Watch here from 2.00pm this afternoon.
One of the BBC’s most ambitious documentary projects returns to BBC One this autumn for its fourth instalment. Over 20 years in the making, and made by the same production team throughout, 28Up Millennium Generation has followed the lives, every seven years, of a group of people with very different backgrounds from all over the UK. All aged seven at the turn of the century, when the first film was made, they have now reached the age of 28.
As children we asked them about love, about God, about money and about their families. At 14 we found them pre-occupied with the challenges of teenage life. And at 21, as young adults, they were making their first steps towards independence, ending full-time study and searching for relationships and jobs.
Now we return to them at 28, as they settle into adulthood. Between them they’ve found fame, started new careers, and fallen in love. They’ve struggled to overcome serious mental health issues, the pain of bereavement and broken dreams. Of our contributors, only a quarter have been able to afford their own home and only one is married and has children.
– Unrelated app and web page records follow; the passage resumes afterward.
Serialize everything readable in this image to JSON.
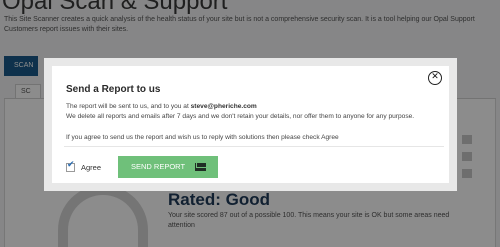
{
  "background": {
    "title": "Opal Scan & Support",
    "description": "This Site Scanner creates a quick analysis of the health status of your site but is not a comprehensive security scan. It is a tool helping our Opal Support Customers report issues with their sites.",
    "scan_button": "SCAN",
    "tab_label": "SC",
    "rated_label": "Rated: Good",
    "score_text": "Your site scored 87 out of a possible 100. This means your site is OK but some areas need attention"
  },
  "modal": {
    "title": "Send a Report to us",
    "line1_prefix": "The report will be sent to us, and to you at ",
    "email": "steve@pheriche.com",
    "line2": "We delete all reports and emails after 7 days and we don't retain your details, nor offer them to anyone for any purpose.",
    "line3": "If you agree to send us the report and wish us to reply with solutions then please check Agree",
    "agree_label": "Agree",
    "agree_checked": true,
    "send_label": "SEND REPORT",
    "close_icon": "close-icon",
    "send_icon": "envelope-icon"
  }
}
The overriding theme of 28Up is that they have become more comfortable in themselves, and less apologetic about their opinions and choices, or as one puts it, 'got better and better at being me’.
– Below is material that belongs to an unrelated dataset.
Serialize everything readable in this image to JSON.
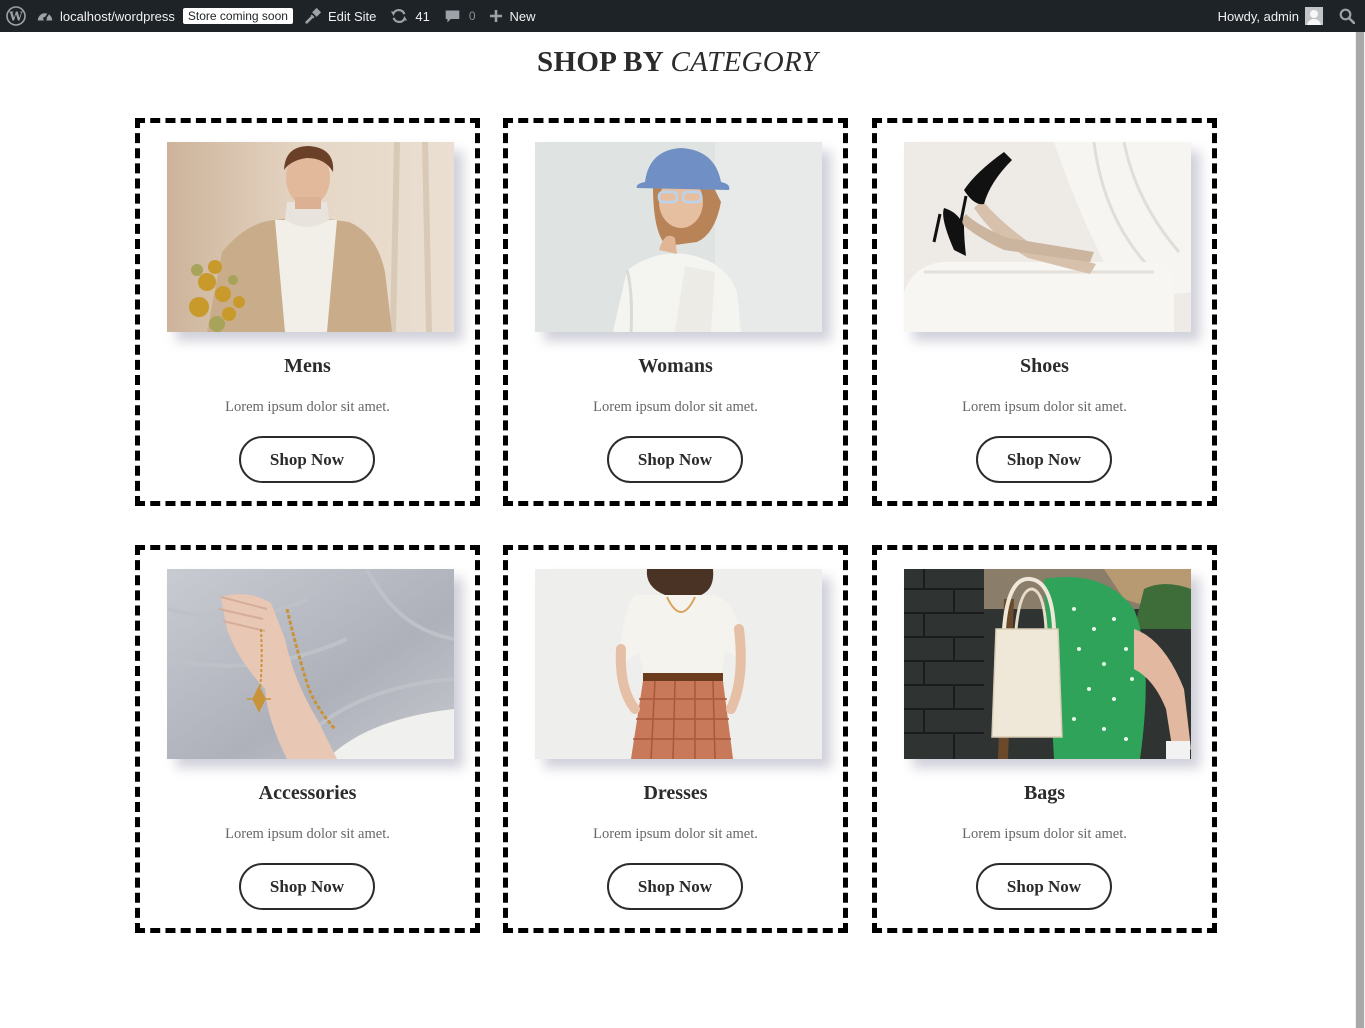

Sanchez, from Leeds, has recovered from serious injury and the early end of his chosen career in professional football, to represent his beloved city in a different way; working as a local radio DJ and making regular appearances on TV. Gemma from Bolton, who was born able-bodied but who was left severely paralysed by a rare virus that attacked her body at the age of two, has ‘found her calling’ championing the causes of other disabled people through her work for a local charity. John from Slough ‘still loves all the same things’- anything vaguely dangerous and involving having a good time - but has still made time to go back to school and qualify as an electrician. Oliver, from London who was educated at Eton, has reevaluated his priorities after spending time in the US and falling in love. For Orala in Kettering, Covid has provided the impetus to to re-think and take a risk on a change of career embracing her love of music; and for Courtney in Liverpool a chance to prove to herself and others that she can survive and thrive in the toughest of times. Having tried and failed to stick it out at uni first time round, Talan from Cornwall is working to overcome his battle with depression and is now in his second year of a degree at Nottingham University. And Ryan from Bolton, born with cerebral palsy, has finally moved out of his mum’s house and bought a home of his own. ntensely moving, the films are ultimately a celebration of the magic of ordinary lives, and a hopeful and optimistic account of what it means to be a British millennial. 21 years in the making, with the Ups we are privileged to witness the hopes, expectations, disappointments and joy of everyday life. And as a result, made to reflect on our own lives.